The Independent Hustle
Kicking down the door
The business of arts has been a tricky market for many who have tried to dabble in, from both the perspective of the artist and the agents. In the past and even to an extent currently there are cliques that determine who’s art is hot and what the current value is. For too many artists, this has been disheartening and forced them to create pieces they think will be accepted just to try and get some exposure. Sometimes playing this game is not as beneficial as they may believe, they appear to be wasting time instead of enhancing their own signature style. Out with the gate keepers, times have changed and there is a new generation of artists and entrepreneurs who are carving their own way. With the rise in social media over the past five years, the gate keepers are gone and it is directly from the creator to consumer. This doesn't mean every artist is selling out their entire catalogue, but has however made artwork more accessible, which generates an income for the artists. It has began to eradicate the notion art is only for the extremely wealthy or that it is displayed in places some people believe they will not be accepted. Myself and the artists I work with have empowered ourselves with our own funding, yes the road has been twice as gruelling with us starting out with nothing but a desk to write from and two tables to paint on, but the satisfaction of us having the credit for our own work and exhibitions we hold, is thoroughly gratifying.

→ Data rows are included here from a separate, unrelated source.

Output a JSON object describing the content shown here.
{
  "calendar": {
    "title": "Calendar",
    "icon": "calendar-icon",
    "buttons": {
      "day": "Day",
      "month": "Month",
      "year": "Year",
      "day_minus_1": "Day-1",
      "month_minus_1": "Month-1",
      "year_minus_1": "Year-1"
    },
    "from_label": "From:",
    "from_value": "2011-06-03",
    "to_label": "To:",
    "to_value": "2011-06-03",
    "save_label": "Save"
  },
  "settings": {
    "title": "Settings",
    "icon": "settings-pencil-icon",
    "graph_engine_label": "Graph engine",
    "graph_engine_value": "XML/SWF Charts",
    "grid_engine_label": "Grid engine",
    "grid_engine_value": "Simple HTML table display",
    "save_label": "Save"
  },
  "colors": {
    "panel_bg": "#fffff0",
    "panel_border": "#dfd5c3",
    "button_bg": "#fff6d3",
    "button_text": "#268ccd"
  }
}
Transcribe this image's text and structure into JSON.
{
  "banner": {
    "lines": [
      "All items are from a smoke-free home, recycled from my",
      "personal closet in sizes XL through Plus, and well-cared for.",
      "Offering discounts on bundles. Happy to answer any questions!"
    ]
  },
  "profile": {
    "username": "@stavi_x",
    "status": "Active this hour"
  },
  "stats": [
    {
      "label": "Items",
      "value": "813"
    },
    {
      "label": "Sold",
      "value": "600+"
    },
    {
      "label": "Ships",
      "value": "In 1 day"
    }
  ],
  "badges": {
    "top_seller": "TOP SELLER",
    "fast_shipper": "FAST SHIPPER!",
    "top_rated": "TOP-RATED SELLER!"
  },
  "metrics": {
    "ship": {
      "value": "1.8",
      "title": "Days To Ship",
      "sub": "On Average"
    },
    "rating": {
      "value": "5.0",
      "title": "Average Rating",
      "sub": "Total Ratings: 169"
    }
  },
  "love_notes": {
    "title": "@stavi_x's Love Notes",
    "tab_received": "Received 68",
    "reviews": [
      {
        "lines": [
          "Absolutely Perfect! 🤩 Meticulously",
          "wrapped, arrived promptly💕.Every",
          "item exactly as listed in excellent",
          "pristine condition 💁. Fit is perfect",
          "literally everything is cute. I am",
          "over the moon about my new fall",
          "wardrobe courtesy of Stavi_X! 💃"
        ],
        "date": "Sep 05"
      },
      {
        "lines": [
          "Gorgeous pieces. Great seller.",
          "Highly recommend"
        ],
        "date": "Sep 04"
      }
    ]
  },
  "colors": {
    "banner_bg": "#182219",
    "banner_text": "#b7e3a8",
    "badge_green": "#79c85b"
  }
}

Balancing The Books
With Visualé being personally funded, this means the balancing act has to be perfected, being in the arts and working a nine to five is both hard and rewarding. Creative spurs typically come at the most inconvenient of times, either during your normal working day or in the early hours of the morning when you're trying to fit in the well needed sleep. Turning ideas into finished products cannot be forced which is when frustration usually kicks in. My ideas are needed by the artists I work with, whether it's marketing, organising open gallery weekends, creative input for a new collection or trips to the printers for a customer. So how do I balance my time? It is most definitely not with a set routine, I work when the energy levels are there and the idea is hot, of course if the deadline or online article has a twenty four hour turnaround I have to crack on no matter how I feel. But nine times out of ten I flow through my to do list by ensuring out of the seven days of the week, three of my evenings after work are dedicated to bringing to life ideas or doing any of the background work with my artists.
My current task is letting the city know Visualé is participating in the Open Studios in July offering a great opportunity to meet the artists and purchase limited edition prints, come and meet me and the artists I work with on 23-24th July.